It’s a few years after the Z-pocalypse, and grass is beginning to grow over the chalky rubble of civilization. Zombies still totter across the topography, but they are undergoing an undead evolution. The narration filters the monsters into four new categories: “Homers” (as in Simpson) are the dipshit zombies who chase butterflies and thunk into walls. “Ninjas” leap from the shadows and feast on their startled prey. “Hawkings” are smart and adaptive. “T-800s” (yup, after the Terminator) make up a new breed of faster, stronger, and sturdier brain-maniacs who, like Keith Richards, are nearly impossible to kill.
As the zombies evolve, our human heroes from the first film change as well: Wanderlust has gripped Tallahassee (Woody Harrelson), as he yearns to strike out and hunt on his own. Little Rock (Abigail Breslin) chafes at Tallahassee’s meddling stepdad routine and wants to find her first boyfriend. Columbus (Jesse Eisenberg) is ready to take his commitment to Wichita (Emma Stone) to the next level, but she isn’t quite ready for Love in the Time of Zombies.

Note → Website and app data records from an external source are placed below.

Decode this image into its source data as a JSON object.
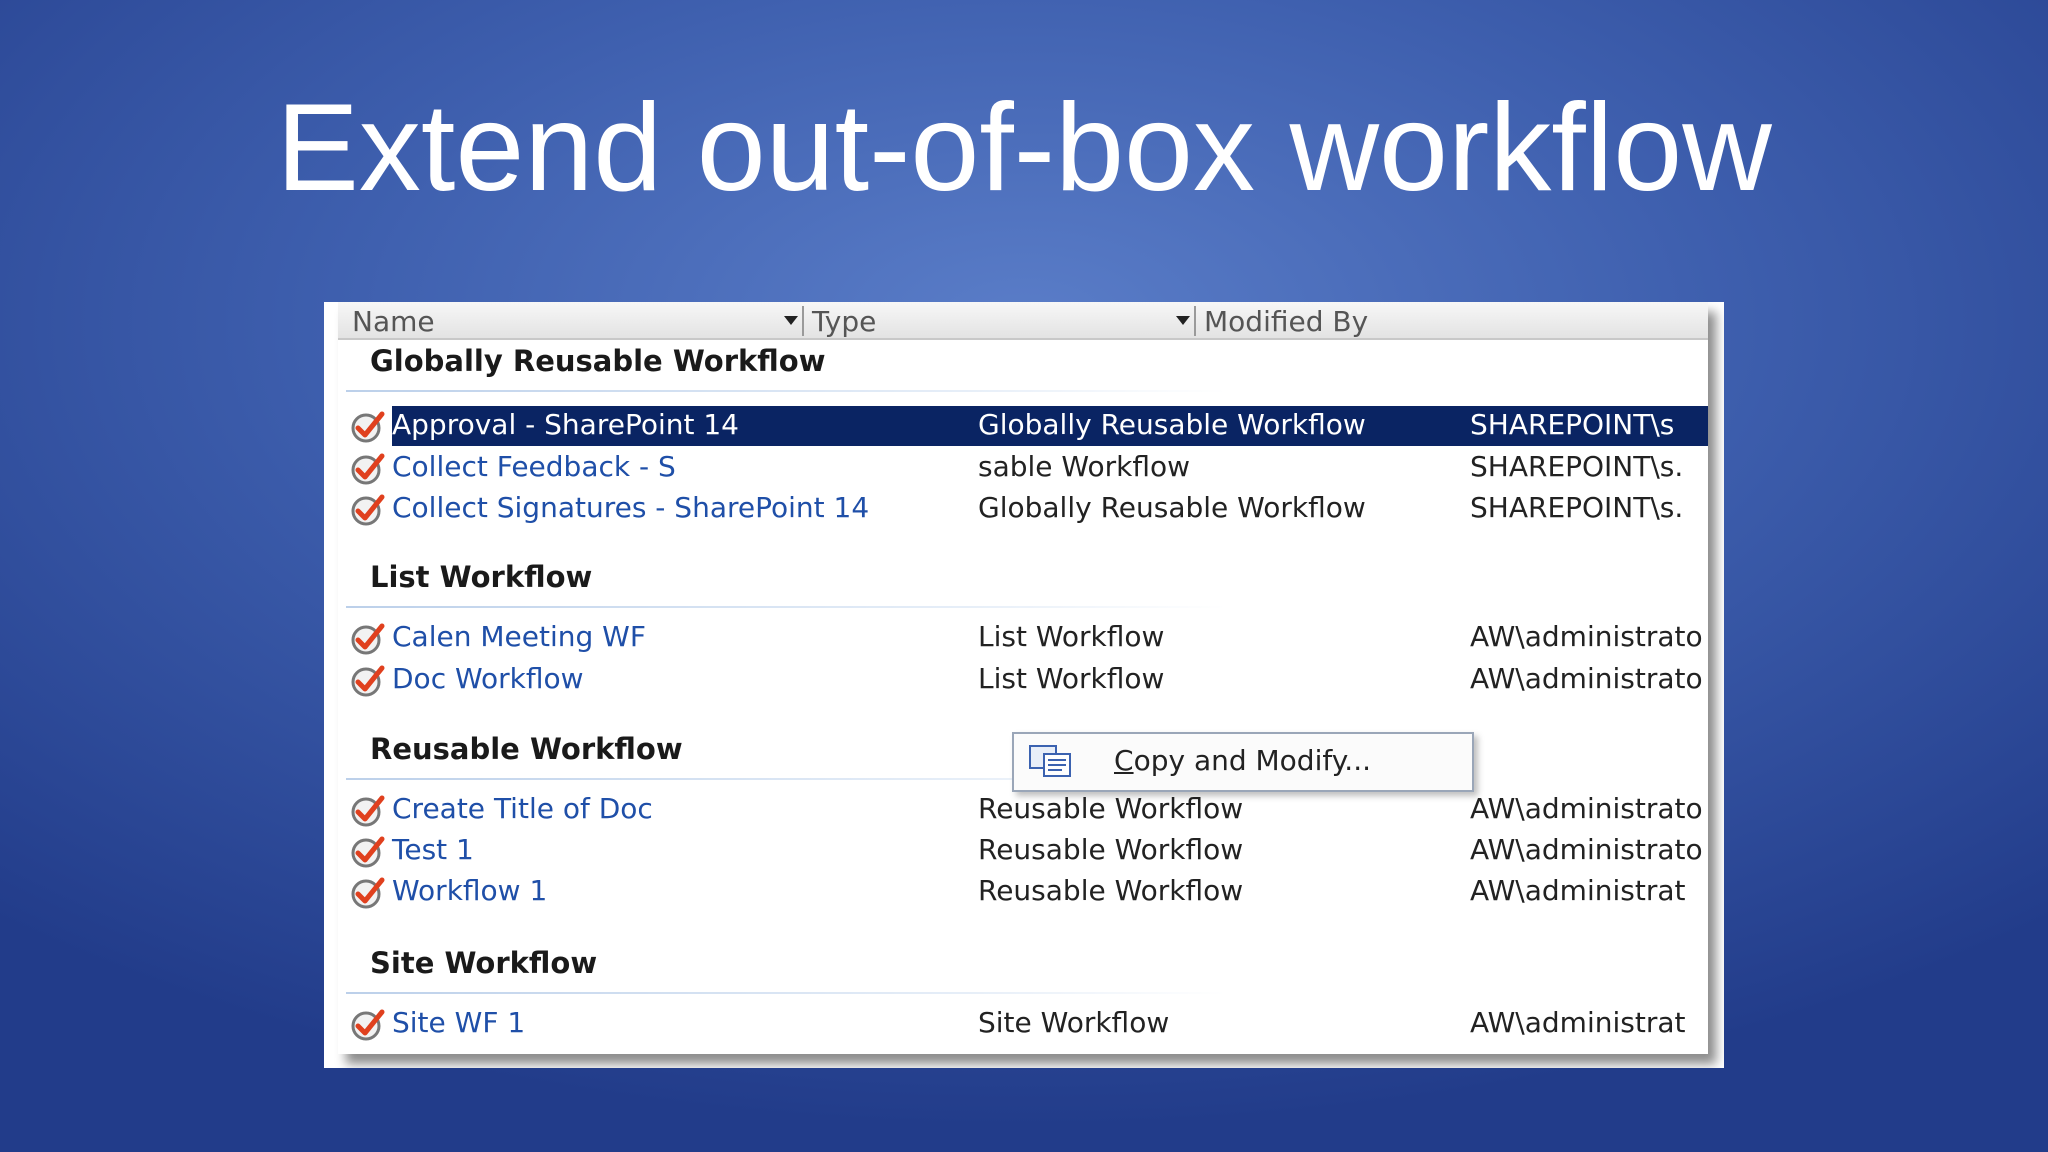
{
  "slide": {
    "title": "Extend out-of-box workflow"
  },
  "columns": {
    "name": "Name",
    "type": "Type",
    "modified_by": "Modified By"
  },
  "groups": [
    {
      "label": "Globally Reusable Workflow",
      "rows": [
        {
          "name": "Approval - SharePoint 14",
          "type": "Globally Reusable Workflow",
          "modified_by": "SHAREPOINT\\s",
          "selected": true
        },
        {
          "name": "Collect Feedback - S",
          "type": "sable Workflow",
          "modified_by": "SHAREPOINT\\s."
        },
        {
          "name": "Collect Signatures - SharePoint 14",
          "type": "Globally Reusable Workflow",
          "modified_by": "SHAREPOINT\\s."
        }
      ]
    },
    {
      "label": "List Workflow",
      "rows": [
        {
          "name": "Calen Meeting WF",
          "type": "List Workflow",
          "modified_by": "AW\\administrato"
        },
        {
          "name": "Doc Workflow",
          "type": "List Workflow",
          "modified_by": "AW\\administrato"
        }
      ]
    },
    {
      "label": "Reusable Workflow",
      "rows": [
        {
          "name": "Create Title of Doc",
          "type": "Reusable Workflow",
          "modified_by": "AW\\administrato"
        },
        {
          "name": "Test 1",
          "type": "Reusable Workflow",
          "modified_by": "AW\\administrato"
        },
        {
          "name": "Workflow 1",
          "type": "Reusable Workflow",
          "modified_by": "AW\\administrat"
        }
      ]
    },
    {
      "label": "Site Workflow",
      "rows": [
        {
          "name": "Site WF 1",
          "type": "Site Workflow",
          "modified_by": "AW\\administrat"
        }
      ]
    }
  ],
  "context_menu": {
    "item_label": "Copy and Modify...",
    "accelerator": "C",
    "item_rest": "opy and Modify..."
  },
  "icons": {
    "workflow": "workflow-check-icon",
    "copy": "copy-icon",
    "sort": "dropdown-arrow-icon"
  },
  "colors": {
    "selection": "#0a2463",
    "link": "#1f4fa8",
    "checkmark": "#e0401e"
  }
}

The gang splits up, but soon has to rally when Little Rock runs off with Berkeley (Avan Jogia), a chord-strumming pseudo-beatnik. Along this rescue op, we meet a variety of wacky characters: Nevada (Rosario Dawson) is a hard-drinking badass who runs an Elvis-themed motel and can’t decide whether or not she wants to kiss Tallahassee or shoot him in the face. Albuquerque (Luke Wilson) and Flagstaff (Thomas Middleditch) feel like Mirror Universe versions of Columbus and Tallahassee. Madison (Zoey Deutch) is a ditzy blonde who blathers in Valleyspeak and has survived by hiding a shopping mall’s walk-in freezer. Deutch pulls off this dumb-like-a-fox routine with deceptive skill, and she steals all of her scenes.
All of the returning players slip into their roles and play off each other perfectly. Much of the film riffs on the funnier bits from its predecessor: Flagstaff lives by commandments instead of Columbus’s rules, Tallahassee’s Twinkie has been replaced as a MacGuffin by Elvis’s pink Cadillac, etc. Some of the new gags land, such as the gang holing up the Oval Office for a spell. A long stretch at a commune of annoying hippies, however, falls pretty flat.
But that’s kinda the name of the game with movie sequels: You take the good, you take the bad, you take ’em all, and then you have the…wait–the Facts of Life? Damn it. Anyway, Double Tap is a decent helping of leftovers. It’s not fresh, but it still hits the spot. And, with a few exceptions, that’s generally the nicest thing you can say about sequels: If you loved the first one, this one probably won’t let you down.
99 min. R.